**Material shown**
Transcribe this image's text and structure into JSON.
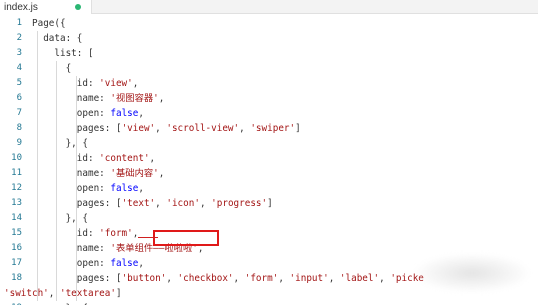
{
  "tab": {
    "filename": "index.js"
  },
  "colors": {
    "accent_dot": "#2bb673",
    "highlight_border": "#e01919"
  },
  "lines": [
    {
      "num": "1",
      "text": "Page({"
    },
    {
      "num": "2",
      "text": "  data: {"
    },
    {
      "num": "3",
      "text": "    list: ["
    },
    {
      "num": "4",
      "text": "      {"
    },
    {
      "num": "5",
      "text": "        id: 'view',"
    },
    {
      "num": "6",
      "text": "        name: '视图容器',"
    },
    {
      "num": "7",
      "text": "        open: false,"
    },
    {
      "num": "8",
      "text": "        pages: ['view', 'scroll-view', 'swiper']"
    },
    {
      "num": "9",
      "text": "      }, {"
    },
    {
      "num": "10",
      "text": "        id: 'content',"
    },
    {
      "num": "11",
      "text": "        name: '基础内容',"
    },
    {
      "num": "12",
      "text": "        open: false,"
    },
    {
      "num": "13",
      "text": "        pages: ['text', 'icon', 'progress']"
    },
    {
      "num": "14",
      "text": "      }, {"
    },
    {
      "num": "15",
      "text": "        id: 'form',"
    },
    {
      "num": "16",
      "text": "        name: '表单组件——啦啦啦',"
    },
    {
      "num": "17",
      "text": "        open: false,"
    },
    {
      "num": "18",
      "text": "        pages: ['button', 'checkbox', 'form', 'input', 'label', 'picke"
    },
    {
      "num": "",
      "text": "'switch', 'textarea']"
    },
    {
      "num": "19",
      "text": "      }, {"
    }
  ]
}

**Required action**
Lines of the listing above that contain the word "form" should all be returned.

**Response area**
      "text": "        id: 'form',"
      "text": "        pages: ['button', 'checkbox', 'form', 'input', 'label', 'picke"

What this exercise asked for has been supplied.